Each record below should be given again exactly as it reads.

Records for this exercise: Begin

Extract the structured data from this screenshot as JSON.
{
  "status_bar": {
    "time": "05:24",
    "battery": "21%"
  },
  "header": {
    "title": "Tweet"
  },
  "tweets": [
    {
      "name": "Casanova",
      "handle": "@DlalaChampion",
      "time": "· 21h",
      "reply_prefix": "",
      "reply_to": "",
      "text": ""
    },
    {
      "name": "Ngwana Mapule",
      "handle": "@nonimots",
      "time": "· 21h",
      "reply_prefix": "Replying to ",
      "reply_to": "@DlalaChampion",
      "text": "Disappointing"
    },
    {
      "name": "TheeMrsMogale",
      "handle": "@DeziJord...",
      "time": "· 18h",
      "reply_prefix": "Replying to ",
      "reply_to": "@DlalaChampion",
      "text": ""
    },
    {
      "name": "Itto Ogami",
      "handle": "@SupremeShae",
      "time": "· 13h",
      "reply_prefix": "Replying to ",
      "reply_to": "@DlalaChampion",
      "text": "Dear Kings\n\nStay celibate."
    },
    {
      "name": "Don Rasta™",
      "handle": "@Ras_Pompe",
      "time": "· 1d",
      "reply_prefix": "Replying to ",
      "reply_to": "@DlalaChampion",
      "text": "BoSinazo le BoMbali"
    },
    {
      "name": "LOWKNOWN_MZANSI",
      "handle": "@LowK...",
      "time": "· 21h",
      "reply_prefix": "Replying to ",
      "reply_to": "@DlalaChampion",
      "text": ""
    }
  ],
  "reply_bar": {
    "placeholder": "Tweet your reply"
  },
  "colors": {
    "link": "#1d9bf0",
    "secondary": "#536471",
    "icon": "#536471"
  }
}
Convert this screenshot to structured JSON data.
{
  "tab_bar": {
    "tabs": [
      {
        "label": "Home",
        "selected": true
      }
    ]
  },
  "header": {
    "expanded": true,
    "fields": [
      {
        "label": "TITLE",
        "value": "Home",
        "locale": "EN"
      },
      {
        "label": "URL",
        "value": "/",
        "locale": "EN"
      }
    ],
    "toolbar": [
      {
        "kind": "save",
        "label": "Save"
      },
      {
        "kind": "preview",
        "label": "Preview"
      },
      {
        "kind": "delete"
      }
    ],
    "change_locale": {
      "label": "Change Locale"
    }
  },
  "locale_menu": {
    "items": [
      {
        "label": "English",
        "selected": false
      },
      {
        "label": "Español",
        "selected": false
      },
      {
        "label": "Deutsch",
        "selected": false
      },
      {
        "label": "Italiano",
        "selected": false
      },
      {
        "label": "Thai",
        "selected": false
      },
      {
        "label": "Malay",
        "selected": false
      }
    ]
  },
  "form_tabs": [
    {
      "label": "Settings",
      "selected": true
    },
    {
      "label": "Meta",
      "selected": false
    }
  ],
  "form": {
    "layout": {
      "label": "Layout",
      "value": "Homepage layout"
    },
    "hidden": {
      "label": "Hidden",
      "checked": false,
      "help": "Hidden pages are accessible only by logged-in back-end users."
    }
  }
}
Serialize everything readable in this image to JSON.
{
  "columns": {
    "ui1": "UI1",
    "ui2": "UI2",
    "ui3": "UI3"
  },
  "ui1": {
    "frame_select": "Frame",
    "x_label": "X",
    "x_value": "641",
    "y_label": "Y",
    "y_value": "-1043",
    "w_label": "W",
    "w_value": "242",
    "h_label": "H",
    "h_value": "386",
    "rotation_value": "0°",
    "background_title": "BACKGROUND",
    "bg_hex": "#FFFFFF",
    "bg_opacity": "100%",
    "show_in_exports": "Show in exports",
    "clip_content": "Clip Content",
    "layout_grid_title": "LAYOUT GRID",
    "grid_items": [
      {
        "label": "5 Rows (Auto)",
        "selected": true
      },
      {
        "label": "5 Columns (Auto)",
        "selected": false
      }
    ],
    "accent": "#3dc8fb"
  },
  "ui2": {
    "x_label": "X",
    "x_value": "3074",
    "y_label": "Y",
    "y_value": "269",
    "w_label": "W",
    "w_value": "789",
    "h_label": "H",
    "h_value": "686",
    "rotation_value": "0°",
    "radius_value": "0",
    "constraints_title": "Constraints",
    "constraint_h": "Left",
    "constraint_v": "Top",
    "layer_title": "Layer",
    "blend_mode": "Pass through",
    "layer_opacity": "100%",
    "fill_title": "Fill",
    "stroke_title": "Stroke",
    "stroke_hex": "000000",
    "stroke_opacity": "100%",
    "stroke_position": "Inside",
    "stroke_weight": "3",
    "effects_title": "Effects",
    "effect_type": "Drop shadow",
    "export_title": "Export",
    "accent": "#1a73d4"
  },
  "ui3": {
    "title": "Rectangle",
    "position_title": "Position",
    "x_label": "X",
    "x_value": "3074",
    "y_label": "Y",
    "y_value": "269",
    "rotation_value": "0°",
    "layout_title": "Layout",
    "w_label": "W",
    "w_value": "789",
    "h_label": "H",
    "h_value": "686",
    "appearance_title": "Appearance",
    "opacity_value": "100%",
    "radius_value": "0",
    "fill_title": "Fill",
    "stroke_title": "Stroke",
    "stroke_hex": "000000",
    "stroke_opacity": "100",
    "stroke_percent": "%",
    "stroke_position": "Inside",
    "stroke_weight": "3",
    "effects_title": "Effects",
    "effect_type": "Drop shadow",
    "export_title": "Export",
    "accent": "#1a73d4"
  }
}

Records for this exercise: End

■ Answer for the task ■
Extract the structured data from this screenshot as JSON.
{
  "status_bar": {
    "time": "05:24",
    "battery": "21%"
  },
  "header": {
    "title": "Tweet"
  },
  "tweets": [
    {
      "name": "Casanova",
      "handle": "@DlalaChampion",
      "time": "· 21h",
      "reply_prefix": "",
      "reply_to": "",
      "text": ""
    },
    {
      "name": "Ngwana Mapule",
      "handle": "@nonimots",
      "time": "· 21h",
      "reply_prefix": "Replying to ",
      "reply_to": "@DlalaChampion",
      "text": "Disappointing"
    },
    {
      "name": "TheeMrsMogale",
      "handle": "@DeziJord...",
      "time": "· 18h",
      "reply_prefix": "Replying to ",
      "reply_to": "@DlalaChampion",
      "text": ""
    },
    {
      "name": "Itto Ogami",
      "handle": "@SupremeShae",
      "time": "· 13h",
      "reply_prefix": "Replying to ",
      "reply_to": "@DlalaChampion",
      "text": "Dear Kings\n\nStay celibate."
    },
    {
      "name": "Don Rasta™",
      "handle": "@Ras_Pompe",
      "time": "· 1d",
      "reply_prefix": "Replying to ",
      "reply_to": "@DlalaChampion",
      "text": "BoSinazo le BoMbali"
    },
    {
      "name": "LOWKNOWN_MZANSI",
      "handle": "@LowK...",
      "time": "· 21h",
      "reply_prefix": "Replying to ",
      "reply_to": "@DlalaChampion",
      "text": ""
    }
  ],
  "reply_bar": {
    "placeholder": "Tweet your reply"
  },
  "colors": {
    "link": "#1d9bf0",
    "secondary": "#536471",
    "icon": "#536471"
  }
}
Convert this screenshot to structured JSON data.
{
  "tab_bar": {
    "tabs": [
      {
        "label": "Home",
        "selected": true
      }
    ]
  },
  "header": {
    "expanded": true,
    "fields": [
      {
        "label": "TITLE",
        "value": "Home",
        "locale": "EN"
      },
      {
        "label": "URL",
        "value": "/",
        "locale": "EN"
      }
    ],
    "toolbar": [
      {
        "kind": "save",
        "label": "Save"
      },
      {
        "kind": "preview",
        "label": "Preview"
      },
      {
        "kind": "delete"
      }
    ],
    "change_locale": {
      "label": "Change Locale"
    }
  },
  "locale_menu": {
    "items": [
      {
        "label": "English",
        "selected": false
      },
      {
        "label": "Español",
        "selected": false
      },
      {
        "label": "Deutsch",
        "selected": false
      },
      {
        "label": "Italiano",
        "selected": false
      },
      {
        "label": "Thai",
        "selected": false
      },
      {
        "label": "Malay",
        "selected": false
      }
    ]
  },
  "form_tabs": [
    {
      "label": "Settings",
      "selected": true
    },
    {
      "label": "Meta",
      "selected": false
    }
  ],
  "form": {
    "layout": {
      "label": "Layout",
      "value": "Homepage layout"
    },
    "hidden": {
      "label": "Hidden",
      "checked": false,
      "help": "Hidden pages are accessible only by logged-in back-end users."
    }
  }
}
Serialize everything readable in this image to JSON.
{
  "columns": {
    "ui1": "UI1",
    "ui2": "UI2",
    "ui3": "UI3"
  },
  "ui1": {
    "frame_select": "Frame",
    "x_label": "X",
    "x_value": "641",
    "y_label": "Y",
    "y_value": "-1043",
    "w_label": "W",
    "w_value": "242",
    "h_label": "H",
    "h_value": "386",
    "rotation_value": "0°",
    "background_title": "BACKGROUND",
    "bg_hex": "#FFFFFF",
    "bg_opacity": "100%",
    "show_in_exports": "Show in exports",
    "clip_content": "Clip Content",
    "layout_grid_title": "LAYOUT GRID",
    "grid_items": [
      {
        "label": "5 Rows (Auto)",
        "selected": true
      },
      {
        "label": "5 Columns (Auto)",
        "selected": false
      }
    ],
    "accent": "#3dc8fb"
  },
  "ui2": {
    "x_label": "X",
    "x_value": "3074",
    "y_label": "Y",
    "y_value": "269",
    "w_label": "W",
    "w_value": "789",
    "h_label": "H",
    "h_value": "686",
    "rotation_value": "0°",
    "radius_value": "0",
    "constraints_title": "Constraints",
    "constraint_h": "Left",
    "constraint_v": "Top",
    "layer_title": "Layer",
    "blend_mode": "Pass through",
    "layer_opacity": "100%",
    "fill_title": "Fill",
    "stroke_title": "Stroke",
    "stroke_hex": "000000",
    "stroke_opacity": "100%",
    "stroke_position": "Inside",
    "stroke_weight": "3",
    "effects_title": "Effects",
    "effect_type": "Drop shadow",
    "export_title": "Export",
    "accent": "#1a73d4"
  },
  "ui3": {
    "title": "Rectangle",
    "position_title": "Position",
    "x_label": "X",
    "x_value": "3074",
    "y_label": "Y",
    "y_value": "269",
    "rotation_value": "0°",
    "layout_title": "Layout",
    "w_label": "W",
    "w_value": "789",
    "h_label": "H",
    "h_value": "686",
    "appearance_title": "Appearance",
    "opacity_value": "100%",
    "radius_value": "0",
    "fill_title": "Fill",
    "stroke_title": "Stroke",
    "stroke_hex": "000000",
    "stroke_opacity": "100",
    "stroke_percent": "%",
    "stroke_position": "Inside",
    "stroke_weight": "3",
    "effects_title": "Effects",
    "effect_type": "Drop shadow",
    "export_title": "Export",
    "accent": "#1a73d4"
  }
}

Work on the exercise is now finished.